The Financy Women’s Index shows more Australian women are taking advantage of opportunities to progress in the economy by engaging in the workforce in record numbers and making educational decisions that align with higher paying careers.
The Financy Women’s Index powered by Data Digger improved 0.8 percentage points to 111.7 points in the three months to December 31, compared to a revised 0.2 percentage point gain in the September quarter.
But the annual pace of female economic progress slowed as the country’s biggest listed companies did not improve on the number of women on boards.
“What Financy is mapping with the Women’s Index, is a fundament change that’s happening in society with the advancement of women, and whilst it is slow we should be excited that it is happening and is happening across a variety of indicators,” says Deloitte Access Economics Partner Nicki Hutley.
“The disappointment is that having met a key 30 per cent target set by the Australian Institute of Company Directors (AICD) the top end of corporate Australia doesn’t seem to be pushing much further.”
“Most companies do have a big diversity program, and that sort of thing is just going to take time,” says Hutley.
The Financy Women’s Index rose 2 percentage points in the 12 months to the December quarter 2017, compared to a 5 percentage point rise in the year to December 2016, and a 3 percentage points improvement in the year to December 2015.
The number of women represented on the boards of the top 20 companies listed on the Australian Securities Exchange (ASX) remains unchanged at 30.9 per cent, which has been relatively the same for the past two years.
“We should applaud companies that have a good representation of women on their boards but we should also continue to encourage more women to put themselves forward for such opportunities,” says OneVue chief executive officer Connie McKeage.
Despite this, Australian women still have reason to celebrate economic progress this International Women’s Day week, even if it’s not happening as fast as they may like.
“Its great to see the Financy Women’s Index showing that women are continuing to make further economic progress, helped lately by record female workforce participation,” says AMP Capital chief economist Dr Shane Oliver.
“Increasing female participation is good for the economy at a time when the population is aging and male participation is trending down.
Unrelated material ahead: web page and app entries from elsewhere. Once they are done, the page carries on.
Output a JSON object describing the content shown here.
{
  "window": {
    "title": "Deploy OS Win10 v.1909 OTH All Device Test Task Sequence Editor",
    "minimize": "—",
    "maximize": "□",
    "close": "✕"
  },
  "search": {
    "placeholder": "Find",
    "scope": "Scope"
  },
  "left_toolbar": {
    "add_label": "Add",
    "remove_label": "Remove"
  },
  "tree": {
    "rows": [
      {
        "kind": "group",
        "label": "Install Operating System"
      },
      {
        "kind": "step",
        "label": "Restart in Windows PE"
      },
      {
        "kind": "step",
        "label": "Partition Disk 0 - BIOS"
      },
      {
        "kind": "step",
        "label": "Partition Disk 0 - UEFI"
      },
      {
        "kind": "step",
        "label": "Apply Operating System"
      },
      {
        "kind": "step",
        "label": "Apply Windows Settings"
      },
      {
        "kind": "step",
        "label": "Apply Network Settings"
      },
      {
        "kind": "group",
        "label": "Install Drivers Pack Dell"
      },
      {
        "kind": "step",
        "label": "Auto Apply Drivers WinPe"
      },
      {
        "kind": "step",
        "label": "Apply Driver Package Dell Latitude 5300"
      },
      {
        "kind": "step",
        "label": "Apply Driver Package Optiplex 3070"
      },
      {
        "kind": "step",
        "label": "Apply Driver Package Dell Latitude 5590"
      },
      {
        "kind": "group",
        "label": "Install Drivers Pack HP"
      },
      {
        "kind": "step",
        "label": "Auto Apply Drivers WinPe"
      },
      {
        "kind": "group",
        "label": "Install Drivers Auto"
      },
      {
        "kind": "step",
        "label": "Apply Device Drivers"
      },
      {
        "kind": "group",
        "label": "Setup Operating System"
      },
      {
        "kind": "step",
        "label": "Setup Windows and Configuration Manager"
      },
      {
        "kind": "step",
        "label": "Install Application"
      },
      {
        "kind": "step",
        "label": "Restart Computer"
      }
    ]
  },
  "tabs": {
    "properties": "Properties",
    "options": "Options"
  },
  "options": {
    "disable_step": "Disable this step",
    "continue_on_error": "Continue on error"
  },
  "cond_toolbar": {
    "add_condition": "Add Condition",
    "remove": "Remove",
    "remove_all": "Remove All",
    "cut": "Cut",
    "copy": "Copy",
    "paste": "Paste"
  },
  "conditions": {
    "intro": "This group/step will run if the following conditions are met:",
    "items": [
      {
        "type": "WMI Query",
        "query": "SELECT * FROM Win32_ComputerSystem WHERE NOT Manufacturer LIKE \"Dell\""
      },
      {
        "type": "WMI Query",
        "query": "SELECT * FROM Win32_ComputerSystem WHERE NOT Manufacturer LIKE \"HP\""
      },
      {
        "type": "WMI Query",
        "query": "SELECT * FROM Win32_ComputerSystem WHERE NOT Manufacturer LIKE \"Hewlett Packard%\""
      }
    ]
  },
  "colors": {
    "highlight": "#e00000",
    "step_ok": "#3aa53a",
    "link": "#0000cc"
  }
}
But there is still a long to go in areas like the pay gap and board representation.
“Rising levels of female enrolment in tertiary education relative to men is a very positive sign though that women’s progress relative to men will continue,” he said.
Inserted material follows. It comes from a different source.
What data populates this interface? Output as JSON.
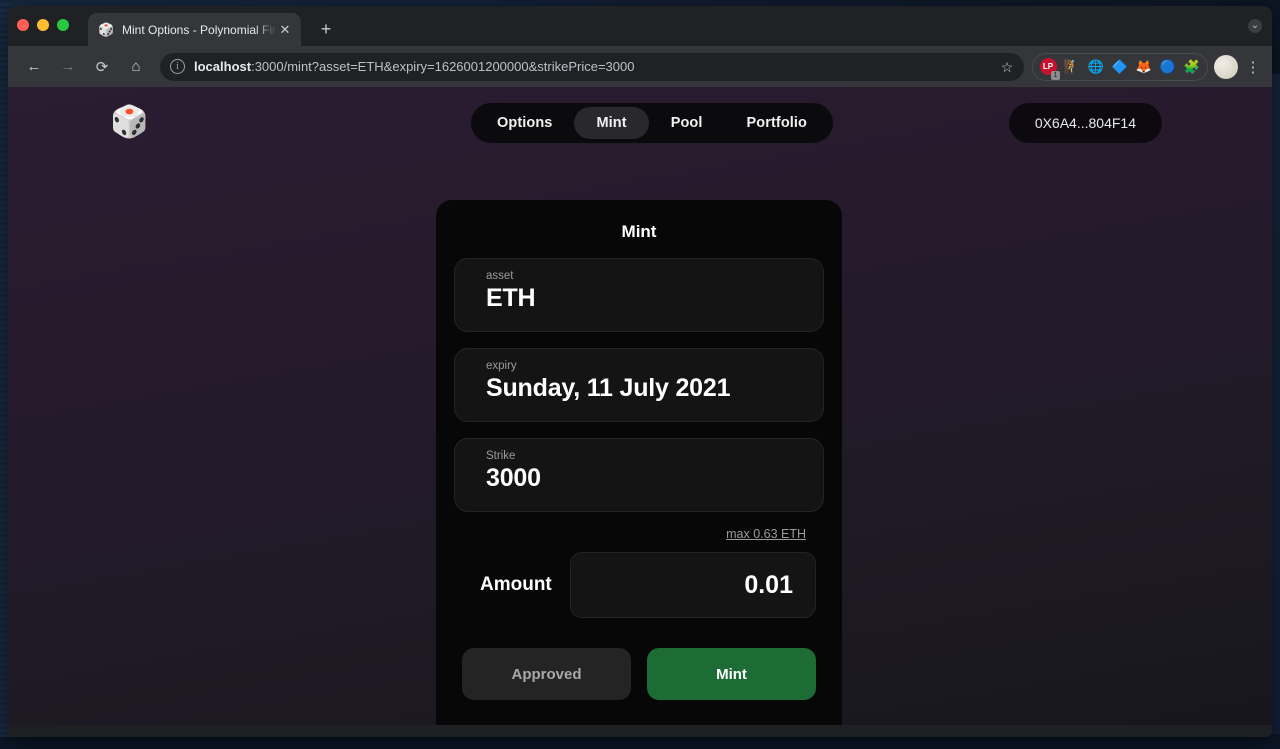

The December quarter result was largely driven by a record number of women in the paid workforce, and a slight narrowing of the gender gaps in wages and superannuation savings.
Superannuation balances of women are now at fresh highs, but continue to lag men by an average of 27 per cent in retirement savings.
The gender pay gap fell marginally to 15.27 per cent in the December quarter with the narrowing trend suggesting it could yet to fall below the 15.2 per cent record previously set in 2004.
Women are enrolling at a faster pace in tertiary studies than men, and particularly so when it comes to courses that align with higher paying careers such as information technology (IT) and engineering.
For the first time since its launch, on International Women’s Day 2017, the Financy Women’s Index for the December quarter shows a strong correlation and growing trend between women choosing educational courses linked to higher paying industries.
This in turn appears to be helping to narrow the wage disparity in higher paying and mostly male dominated sectors of the economy.
Furthermore improving employment outcomes are being borne out in a narrowing of the superannuation savings gender gap.
“On the eve of International Women’s Day, the Financy Women’s Index highlights the progress of Australian women in economic terms and the path that still needs to be travelled,” says Ms Mckeage.
“We are battling economic gender inequality and our policy makers and politicians need to reconsider how best to promote a balanced participation in the workforce. Only then, will we be in a position to drive a sustainable economic future for Australia.”